**EXERCISE:** Below are some entries. Count how many of their lines include "subtotal", then give that number only.

**EXTRACTED RECORDS:**
-- Opening Marker --

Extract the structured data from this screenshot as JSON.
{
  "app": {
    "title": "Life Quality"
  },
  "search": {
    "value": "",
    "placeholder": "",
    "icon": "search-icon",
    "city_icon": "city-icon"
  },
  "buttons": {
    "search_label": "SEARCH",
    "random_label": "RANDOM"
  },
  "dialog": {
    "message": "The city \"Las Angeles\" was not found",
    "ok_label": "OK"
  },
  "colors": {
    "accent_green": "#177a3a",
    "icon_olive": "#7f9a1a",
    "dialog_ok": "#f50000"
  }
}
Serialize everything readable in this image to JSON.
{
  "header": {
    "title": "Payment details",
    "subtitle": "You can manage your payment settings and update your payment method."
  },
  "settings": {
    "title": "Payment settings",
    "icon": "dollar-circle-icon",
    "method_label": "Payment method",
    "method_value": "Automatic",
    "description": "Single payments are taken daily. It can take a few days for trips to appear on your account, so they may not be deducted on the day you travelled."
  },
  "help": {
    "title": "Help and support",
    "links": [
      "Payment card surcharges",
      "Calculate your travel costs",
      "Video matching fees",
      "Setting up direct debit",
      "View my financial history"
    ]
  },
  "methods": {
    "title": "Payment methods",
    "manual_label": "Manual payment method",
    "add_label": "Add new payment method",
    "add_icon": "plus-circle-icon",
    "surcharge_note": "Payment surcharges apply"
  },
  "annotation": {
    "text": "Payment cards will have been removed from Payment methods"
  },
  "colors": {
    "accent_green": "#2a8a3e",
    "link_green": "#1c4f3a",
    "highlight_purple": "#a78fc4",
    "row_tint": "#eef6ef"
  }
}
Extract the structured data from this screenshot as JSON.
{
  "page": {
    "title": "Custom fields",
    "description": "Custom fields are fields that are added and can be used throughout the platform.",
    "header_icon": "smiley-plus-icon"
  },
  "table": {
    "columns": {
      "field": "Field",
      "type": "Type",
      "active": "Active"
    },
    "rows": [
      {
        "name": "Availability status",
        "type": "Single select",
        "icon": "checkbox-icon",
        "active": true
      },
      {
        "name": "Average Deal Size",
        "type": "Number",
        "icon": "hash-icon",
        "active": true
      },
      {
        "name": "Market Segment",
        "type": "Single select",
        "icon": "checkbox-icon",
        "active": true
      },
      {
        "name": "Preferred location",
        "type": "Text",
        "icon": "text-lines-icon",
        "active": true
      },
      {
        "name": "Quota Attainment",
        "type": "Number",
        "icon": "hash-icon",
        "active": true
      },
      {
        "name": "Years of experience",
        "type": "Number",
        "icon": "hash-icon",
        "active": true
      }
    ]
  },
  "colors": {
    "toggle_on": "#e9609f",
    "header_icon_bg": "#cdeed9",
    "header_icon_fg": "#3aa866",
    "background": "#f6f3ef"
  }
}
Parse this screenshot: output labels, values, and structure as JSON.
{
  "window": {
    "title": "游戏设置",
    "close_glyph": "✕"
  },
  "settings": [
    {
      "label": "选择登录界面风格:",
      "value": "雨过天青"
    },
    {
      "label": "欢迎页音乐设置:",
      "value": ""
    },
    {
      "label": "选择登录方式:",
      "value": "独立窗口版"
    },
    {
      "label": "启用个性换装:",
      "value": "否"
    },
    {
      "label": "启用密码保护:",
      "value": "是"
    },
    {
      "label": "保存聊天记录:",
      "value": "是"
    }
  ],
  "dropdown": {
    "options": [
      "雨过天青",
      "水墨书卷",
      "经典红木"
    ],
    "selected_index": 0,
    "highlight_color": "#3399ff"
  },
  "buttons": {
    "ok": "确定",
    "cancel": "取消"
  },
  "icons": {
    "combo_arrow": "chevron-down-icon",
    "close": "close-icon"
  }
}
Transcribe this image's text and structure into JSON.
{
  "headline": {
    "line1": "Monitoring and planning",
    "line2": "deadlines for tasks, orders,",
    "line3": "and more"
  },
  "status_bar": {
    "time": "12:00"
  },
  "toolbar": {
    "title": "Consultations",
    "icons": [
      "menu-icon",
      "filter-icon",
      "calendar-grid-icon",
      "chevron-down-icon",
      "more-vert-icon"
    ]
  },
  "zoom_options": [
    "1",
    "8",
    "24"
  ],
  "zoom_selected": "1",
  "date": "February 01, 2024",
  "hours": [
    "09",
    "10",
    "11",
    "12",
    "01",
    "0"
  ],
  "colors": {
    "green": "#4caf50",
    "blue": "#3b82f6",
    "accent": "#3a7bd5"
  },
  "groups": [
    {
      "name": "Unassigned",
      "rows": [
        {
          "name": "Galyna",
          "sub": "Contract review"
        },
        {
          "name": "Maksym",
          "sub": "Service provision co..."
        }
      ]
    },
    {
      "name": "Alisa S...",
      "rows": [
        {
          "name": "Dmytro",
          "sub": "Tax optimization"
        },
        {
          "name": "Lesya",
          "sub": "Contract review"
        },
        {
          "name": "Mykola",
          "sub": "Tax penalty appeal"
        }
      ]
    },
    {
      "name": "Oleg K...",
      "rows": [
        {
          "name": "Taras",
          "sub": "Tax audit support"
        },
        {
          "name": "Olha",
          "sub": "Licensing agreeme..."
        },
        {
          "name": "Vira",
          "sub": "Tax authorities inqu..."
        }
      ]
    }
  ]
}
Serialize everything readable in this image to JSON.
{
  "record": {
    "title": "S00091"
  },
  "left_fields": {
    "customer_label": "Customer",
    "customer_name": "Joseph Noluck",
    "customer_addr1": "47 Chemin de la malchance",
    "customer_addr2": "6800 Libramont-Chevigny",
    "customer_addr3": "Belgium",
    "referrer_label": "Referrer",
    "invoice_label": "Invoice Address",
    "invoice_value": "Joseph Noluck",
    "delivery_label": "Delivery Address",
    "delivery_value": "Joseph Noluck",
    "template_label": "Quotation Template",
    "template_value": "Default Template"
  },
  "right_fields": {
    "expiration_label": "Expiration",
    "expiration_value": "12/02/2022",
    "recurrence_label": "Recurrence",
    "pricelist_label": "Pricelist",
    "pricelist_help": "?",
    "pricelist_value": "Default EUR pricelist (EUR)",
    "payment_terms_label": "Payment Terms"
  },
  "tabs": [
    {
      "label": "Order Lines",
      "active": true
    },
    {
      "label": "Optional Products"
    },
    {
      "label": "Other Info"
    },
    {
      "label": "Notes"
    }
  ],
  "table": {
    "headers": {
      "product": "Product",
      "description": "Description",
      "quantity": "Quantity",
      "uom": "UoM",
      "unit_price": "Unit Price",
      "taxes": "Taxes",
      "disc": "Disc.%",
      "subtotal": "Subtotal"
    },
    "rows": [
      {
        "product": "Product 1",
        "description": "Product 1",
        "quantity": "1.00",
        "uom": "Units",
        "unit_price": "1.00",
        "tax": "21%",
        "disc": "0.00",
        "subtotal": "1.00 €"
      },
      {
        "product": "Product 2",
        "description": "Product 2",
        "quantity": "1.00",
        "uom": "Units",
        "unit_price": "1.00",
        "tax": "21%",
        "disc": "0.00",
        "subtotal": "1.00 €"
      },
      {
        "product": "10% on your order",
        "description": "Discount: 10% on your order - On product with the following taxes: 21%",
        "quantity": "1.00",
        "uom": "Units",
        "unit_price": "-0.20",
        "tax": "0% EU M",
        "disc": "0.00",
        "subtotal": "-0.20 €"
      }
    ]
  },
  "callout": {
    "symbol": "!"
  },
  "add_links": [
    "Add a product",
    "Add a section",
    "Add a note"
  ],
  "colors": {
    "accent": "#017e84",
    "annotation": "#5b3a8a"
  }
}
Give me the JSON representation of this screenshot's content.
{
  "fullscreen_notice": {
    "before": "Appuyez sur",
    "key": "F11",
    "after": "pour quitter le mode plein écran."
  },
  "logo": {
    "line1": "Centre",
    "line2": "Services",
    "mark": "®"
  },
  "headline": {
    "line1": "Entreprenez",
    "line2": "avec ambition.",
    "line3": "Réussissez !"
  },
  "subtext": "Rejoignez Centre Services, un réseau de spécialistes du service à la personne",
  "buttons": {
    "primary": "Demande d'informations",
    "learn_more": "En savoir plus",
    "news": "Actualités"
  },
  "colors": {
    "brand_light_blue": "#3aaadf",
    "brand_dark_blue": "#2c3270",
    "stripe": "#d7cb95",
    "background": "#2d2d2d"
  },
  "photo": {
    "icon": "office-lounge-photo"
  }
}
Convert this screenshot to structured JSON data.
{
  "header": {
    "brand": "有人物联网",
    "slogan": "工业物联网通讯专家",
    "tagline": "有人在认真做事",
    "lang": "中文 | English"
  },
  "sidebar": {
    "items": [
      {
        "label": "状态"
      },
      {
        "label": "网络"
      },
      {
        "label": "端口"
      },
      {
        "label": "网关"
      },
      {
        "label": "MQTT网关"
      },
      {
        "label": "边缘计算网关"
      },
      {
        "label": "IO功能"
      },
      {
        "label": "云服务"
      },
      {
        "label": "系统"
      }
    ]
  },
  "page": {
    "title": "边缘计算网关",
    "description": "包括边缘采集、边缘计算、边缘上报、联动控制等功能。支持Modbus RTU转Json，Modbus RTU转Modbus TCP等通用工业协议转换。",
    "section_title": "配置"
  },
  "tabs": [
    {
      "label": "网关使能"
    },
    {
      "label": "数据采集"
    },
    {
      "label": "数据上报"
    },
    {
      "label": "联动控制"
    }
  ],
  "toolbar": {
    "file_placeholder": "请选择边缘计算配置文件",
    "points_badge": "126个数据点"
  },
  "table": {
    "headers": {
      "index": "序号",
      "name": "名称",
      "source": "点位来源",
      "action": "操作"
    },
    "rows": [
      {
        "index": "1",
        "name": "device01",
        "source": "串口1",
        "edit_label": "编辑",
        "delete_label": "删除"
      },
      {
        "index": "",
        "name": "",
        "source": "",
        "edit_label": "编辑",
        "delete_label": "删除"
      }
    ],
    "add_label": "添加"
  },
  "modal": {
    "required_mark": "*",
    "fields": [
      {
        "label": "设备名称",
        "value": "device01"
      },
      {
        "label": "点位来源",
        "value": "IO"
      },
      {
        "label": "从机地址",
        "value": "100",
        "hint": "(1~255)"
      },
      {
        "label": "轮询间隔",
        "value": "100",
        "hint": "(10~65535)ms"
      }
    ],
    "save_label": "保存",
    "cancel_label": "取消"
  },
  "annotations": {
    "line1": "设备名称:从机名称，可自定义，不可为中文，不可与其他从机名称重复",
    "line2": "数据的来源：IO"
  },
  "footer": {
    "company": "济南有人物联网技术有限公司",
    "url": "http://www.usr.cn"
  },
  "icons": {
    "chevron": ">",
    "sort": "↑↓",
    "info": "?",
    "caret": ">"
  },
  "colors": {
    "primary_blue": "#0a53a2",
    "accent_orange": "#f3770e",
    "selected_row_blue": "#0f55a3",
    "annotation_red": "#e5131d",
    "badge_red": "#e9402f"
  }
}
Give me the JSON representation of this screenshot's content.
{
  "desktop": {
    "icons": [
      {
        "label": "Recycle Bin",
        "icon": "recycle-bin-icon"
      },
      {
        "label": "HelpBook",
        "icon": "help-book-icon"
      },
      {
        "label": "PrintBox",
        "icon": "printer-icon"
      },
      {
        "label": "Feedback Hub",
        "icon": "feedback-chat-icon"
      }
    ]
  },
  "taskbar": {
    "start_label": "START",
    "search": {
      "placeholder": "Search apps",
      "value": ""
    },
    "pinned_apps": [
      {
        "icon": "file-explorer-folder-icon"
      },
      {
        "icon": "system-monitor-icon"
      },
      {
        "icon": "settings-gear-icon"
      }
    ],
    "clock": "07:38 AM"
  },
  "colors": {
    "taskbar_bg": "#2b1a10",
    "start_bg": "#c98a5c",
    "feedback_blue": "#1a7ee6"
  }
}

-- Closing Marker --

**EXERCISE ANSWER:** 4